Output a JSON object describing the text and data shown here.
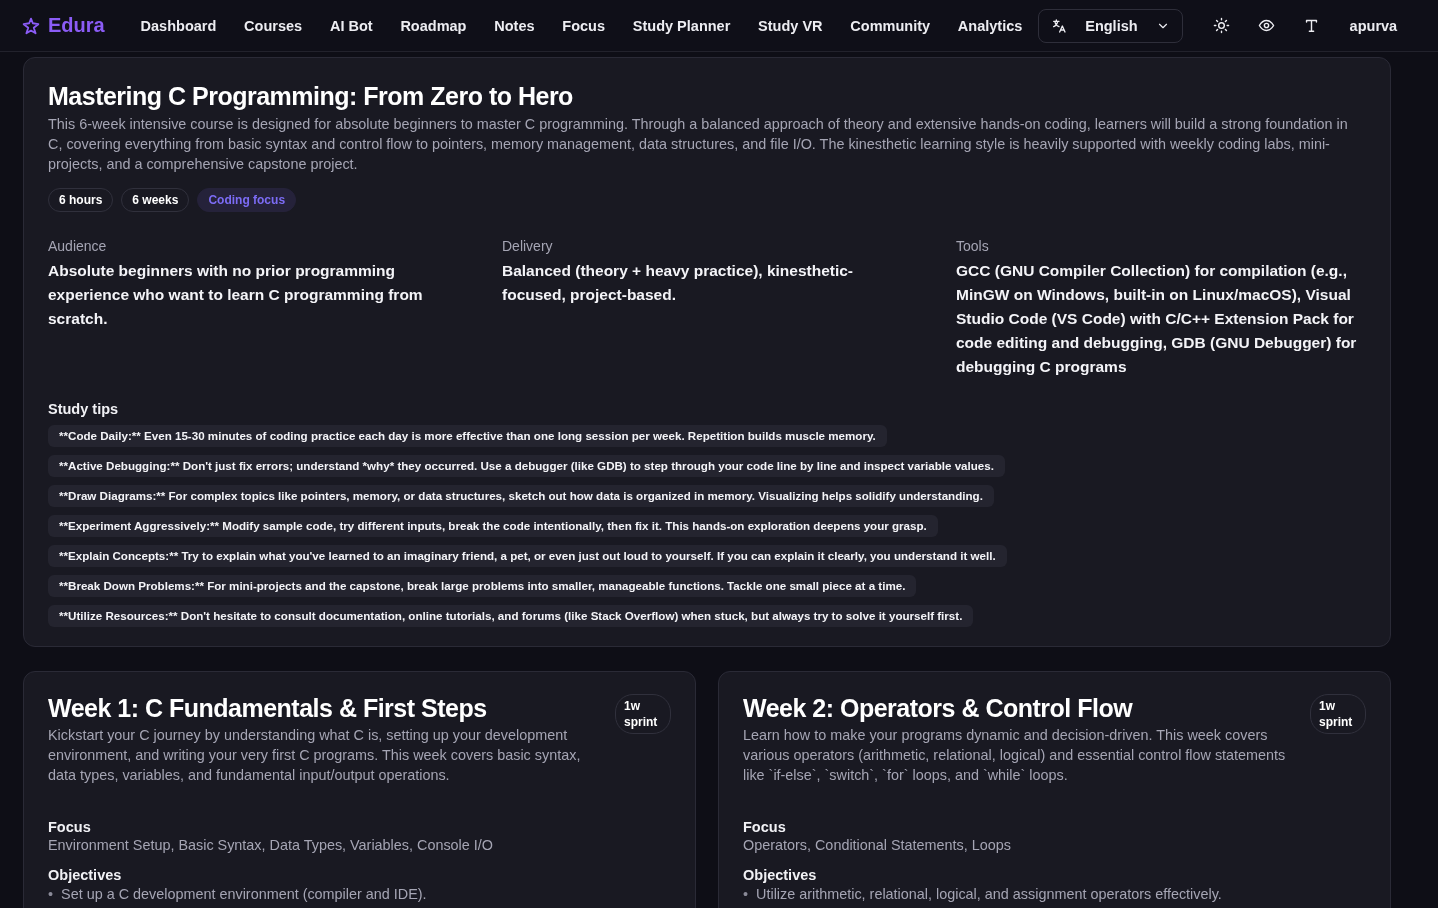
{
  "nav": {
    "brand": "Edura",
    "links": [
      "Dashboard",
      "Courses",
      "AI Bot",
      "Roadmap",
      "Notes",
      "Focus",
      "Study Planner",
      "Study VR",
      "Community",
      "Analytics"
    ],
    "language": "English",
    "user": "apurva"
  },
  "course": {
    "title": "Mastering C Programming: From Zero to Hero",
    "description": "This 6-week intensive course is designed for absolute beginners to master C programming. Through a balanced approach of theory and extensive hands-on coding, learners will build a strong foundation in C, covering everything from basic syntax and control flow to pointers, memory management, data structures, and file I/O. The kinesthetic learning style is heavily supported with weekly coding labs, mini-projects, and a comprehensive capstone project.",
    "tags": [
      {
        "label": "6 hours",
        "kind": "plain"
      },
      {
        "label": "6 weeks",
        "kind": "plain"
      },
      {
        "label": "Coding focus",
        "kind": "accent"
      }
    ],
    "details": [
      {
        "label": "Audience",
        "value": "Absolute beginners with no prior programming experience who want to learn C programming from scratch."
      },
      {
        "label": "Delivery",
        "value": "Balanced (theory + heavy practice), kinesthetic-focused, project-based."
      },
      {
        "label": "Tools",
        "value": "GCC (GNU Compiler Collection) for compilation (e.g., MinGW on Windows, built-in on Linux/macOS), Visual Studio Code (VS Code) with C/C++ Extension Pack for code editing and debugging, GDB (GNU Debugger) for debugging C programs"
      }
    ],
    "tips_heading": "Study tips",
    "tips": [
      "**Code Daily:** Even 15-30 minutes of coding practice each day is more effective than one long session per week. Repetition builds muscle memory.",
      "**Active Debugging:** Don't just fix errors; understand *why* they occurred. Use a debugger (like GDB) to step through your code line by line and inspect variable values.",
      "**Draw Diagrams:** For complex topics like pointers, memory, or data structures, sketch out how data is organized in memory. Visualizing helps solidify understanding.",
      "**Experiment Aggressively:** Modify sample code, try different inputs, break the code intentionally, then fix it. This hands-on exploration deepens your grasp.",
      "**Explain Concepts:** Try to explain what you've learned to an imaginary friend, a pet, or even just out loud to yourself. If you can explain it clearly, you understand it well.",
      "**Break Down Problems:** For mini-projects and the capstone, break large problems into smaller, manageable functions. Tackle one small piece at a time.",
      "**Utilize Resources:** Don't hesitate to consult documentation, online tutorials, and forums (like Stack Overflow) when stuck, but always try to solve it yourself first."
    ]
  },
  "weeks": [
    {
      "title": "Week 1: C Fundamentals & First Steps",
      "badge": "1w sprint",
      "description": "Kickstart your C journey by understanding what C is, setting up your development environment, and writing your very first C programs. This week covers basic syntax, data types, variables, and fundamental input/output operations.",
      "focus_label": "Focus",
      "focus": "Environment Setup, Basic Syntax, Data Types, Variables, Console I/O",
      "objectives_label": "Objectives",
      "objectives": [
        {
          "marker": "•",
          "text": "Set up a C development environment (compiler and IDE)."
        }
      ]
    },
    {
      "title": "Week 2: Operators & Control Flow",
      "badge": "1w sprint",
      "description": "Learn how to make your programs dynamic and decision-driven. This week covers various operators (arithmetic, relational, logical) and essential control flow statements like `if-else`, `switch`, `for` loops, and `while` loops.",
      "focus_label": "Focus",
      "focus": "Operators, Conditional Statements, Loops",
      "objectives_label": "Objectives",
      "objectives": [
        {
          "marker": "•",
          "text": "Utilize arithmetic, relational, logical, and assignment operators effectively."
        }
      ]
    }
  ]
}
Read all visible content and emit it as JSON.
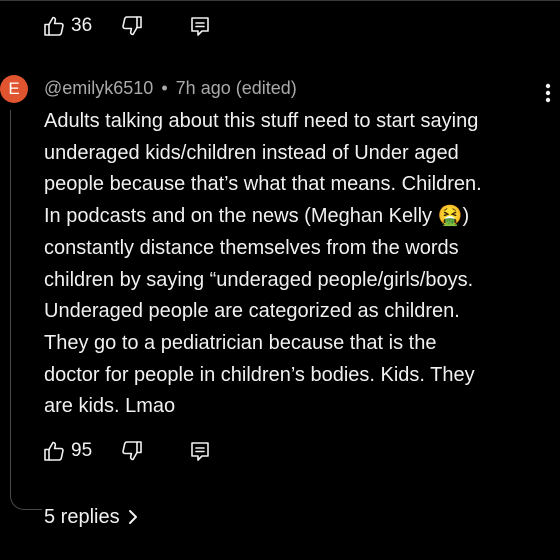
{
  "previous_comment": {
    "like_count": "36"
  },
  "comment": {
    "avatar_initial": "E",
    "handle": "@emilyk6510",
    "separator": "•",
    "time": "7h ago (edited)",
    "body": "Adults talking about this stuff need to start saying\nunderaged kids/children instead of Under aged\npeople because that’s what that means. Children.\nIn podcasts and on the news (Meghan Kelly 🤮)\nconstantly distance themselves from the words\nchildren by saying “underaged people/girls/boys.\nUnderaged people are categorized as children.\nThey go to a pediatrician because that is the\ndoctor for people in children’s bodies. Kids. They\nare kids. Lmao",
    "like_count": "95",
    "replies_label": "5 replies"
  },
  "icons": {
    "like": "thumbs-up-icon",
    "dislike": "thumbs-down-icon",
    "reply": "reply-comment-icon",
    "menu": "more-vertical-icon",
    "expand": "chevron-right-icon"
  },
  "colors": {
    "background": "#000000",
    "text": "#f1f1f1",
    "meta_text": "#aaaaaa",
    "avatar": "#e0552f"
  }
}
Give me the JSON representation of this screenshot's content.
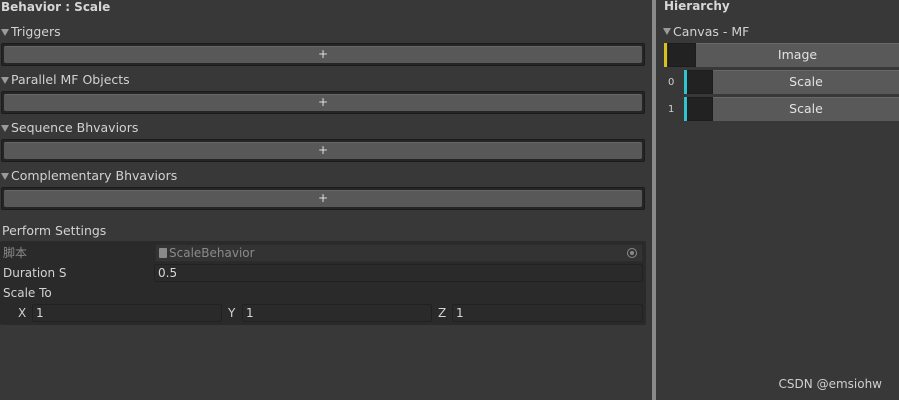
{
  "inspector": {
    "title": "Behavior : Scale",
    "lists": [
      {
        "label": "Triggers",
        "add": "+"
      },
      {
        "label": "Parallel MF Objects",
        "add": "+"
      },
      {
        "label": "Sequence Bhvaviors",
        "add": "+"
      },
      {
        "label": "Complementary Bhvaviors",
        "add": "+"
      }
    ],
    "perform_settings": {
      "label": "Perform Settings",
      "script_label": "脚本",
      "script_value": "ScaleBehavior",
      "duration_label": "Duration S",
      "duration_value": "0.5",
      "scale_to_label": "Scale To",
      "x_label": "X",
      "x_value": "1",
      "y_label": "Y",
      "y_value": "1",
      "z_label": "Z",
      "z_value": "1"
    }
  },
  "hierarchy": {
    "title": "Hierarchy",
    "group": "Canvas - MF",
    "rows": [
      {
        "index": "",
        "label": "Image",
        "bar_color": "#d6c21b"
      },
      {
        "index": "0",
        "label": "Scale",
        "bar_color": "#2ec4d0"
      },
      {
        "index": "1",
        "label": "Scale",
        "bar_color": "#2ec4d0"
      }
    ]
  },
  "watermark": "CSDN @emsiohw"
}
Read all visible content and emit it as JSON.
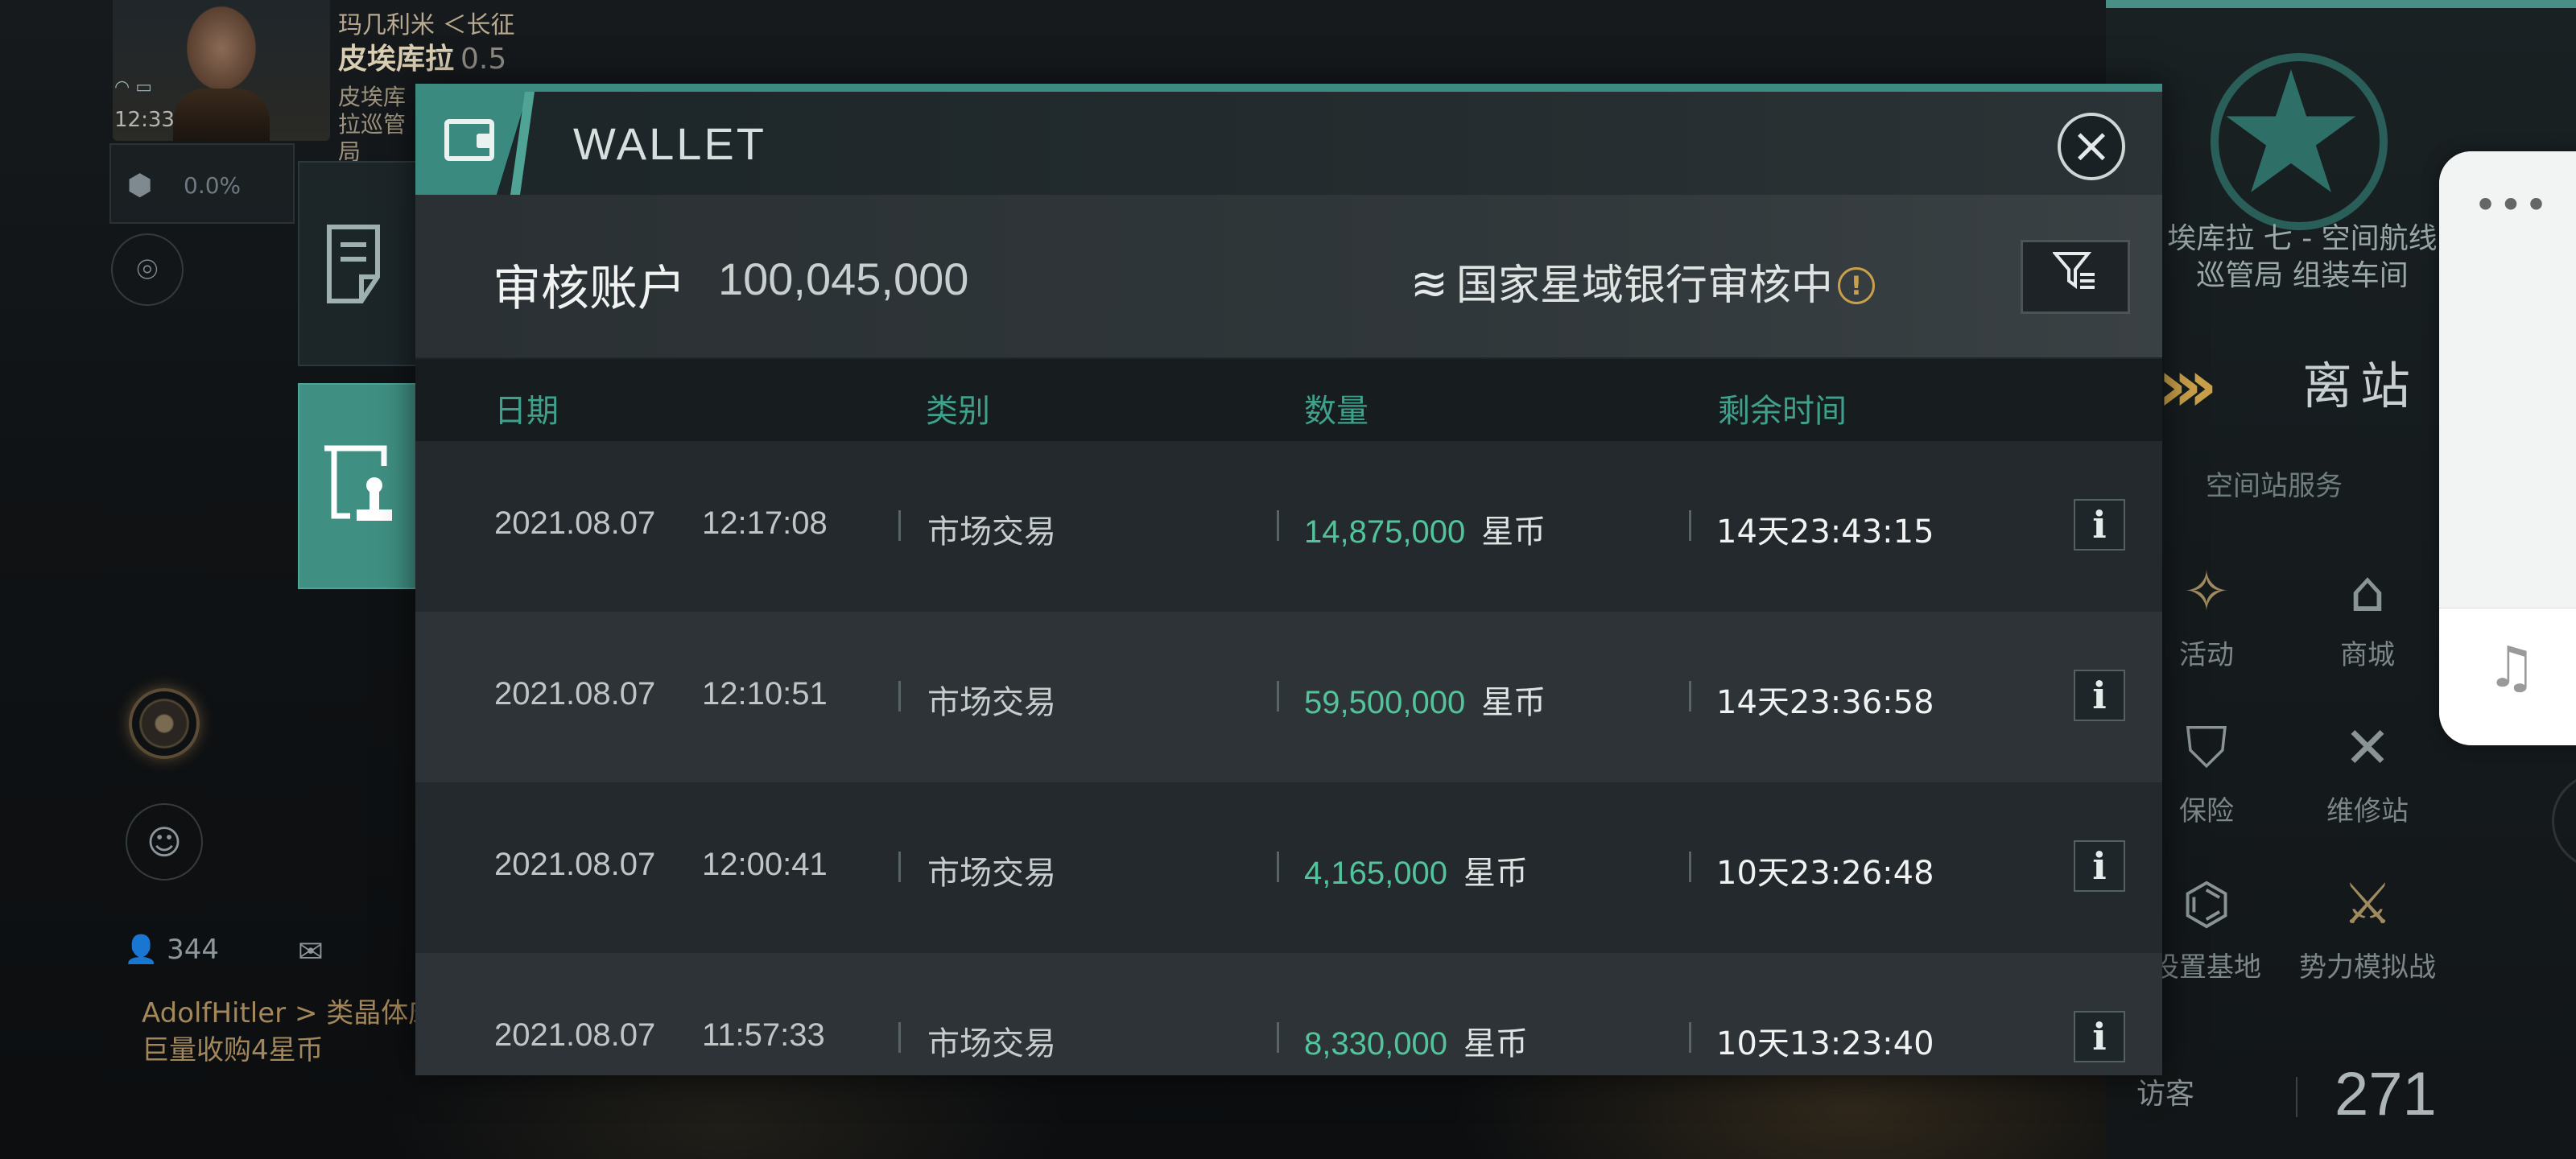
{
  "hud": {
    "player_line1": "玛几利米 ＜长征",
    "player_name": "皮埃库拉",
    "security": "0.5",
    "corp": "皮埃库拉巡管局",
    "clock": "12:33",
    "cargo_pct": "0.0%",
    "contacts_count": "344",
    "chat_line1": "AdolfHitler > 类晶体床",
    "chat_line2": "巨量收购4星币"
  },
  "station": {
    "name": "埃库拉 七 - 空间航线巡管局 组装车间",
    "undock_label": "离站",
    "services_title": "空间站服务",
    "services": [
      {
        "label": "活动",
        "icon": "party-popper-icon"
      },
      {
        "label": "商城",
        "icon": "mall-icon"
      },
      {
        "label": "保险",
        "icon": "shield-icon"
      },
      {
        "label": "维修站",
        "icon": "wrench-icon"
      },
      {
        "label": "设置基地",
        "icon": "base-icon"
      },
      {
        "label": "势力模拟战",
        "icon": "crossed-flags-icon"
      }
    ],
    "visitor_label": "访客",
    "visitor_count": "271"
  },
  "wallet": {
    "title": "WALLET",
    "account_label": "审核账户",
    "account_value": "100,045,000",
    "bank_status": "国家星域银行审核中",
    "columns": {
      "date": "日期",
      "category": "类别",
      "amount": "数量",
      "remaining": "剩余时间"
    },
    "rows": [
      {
        "date": "2021.08.07",
        "time": "12:17:08",
        "category": "市场交易",
        "amount": "14,875,000",
        "unit": "星币",
        "remaining": "14天23:43:15"
      },
      {
        "date": "2021.08.07",
        "time": "12:10:51",
        "category": "市场交易",
        "amount": "59,500,000",
        "unit": "星币",
        "remaining": "14天23:36:58"
      },
      {
        "date": "2021.08.07",
        "time": "12:00:41",
        "category": "市场交易",
        "amount": "4,165,000",
        "unit": "星币",
        "remaining": "10天23:26:48"
      },
      {
        "date": "2021.08.07",
        "time": "11:57:33",
        "category": "市场交易",
        "amount": "8,330,000",
        "unit": "星币",
        "remaining": "10天13:23:40"
      }
    ]
  },
  "colors": {
    "accent": "#3d8b80",
    "column_header": "#3fa08c",
    "amount": "#52c39a",
    "warning": "#c9a04a"
  }
}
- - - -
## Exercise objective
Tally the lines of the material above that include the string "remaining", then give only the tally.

## Response for this exercise
5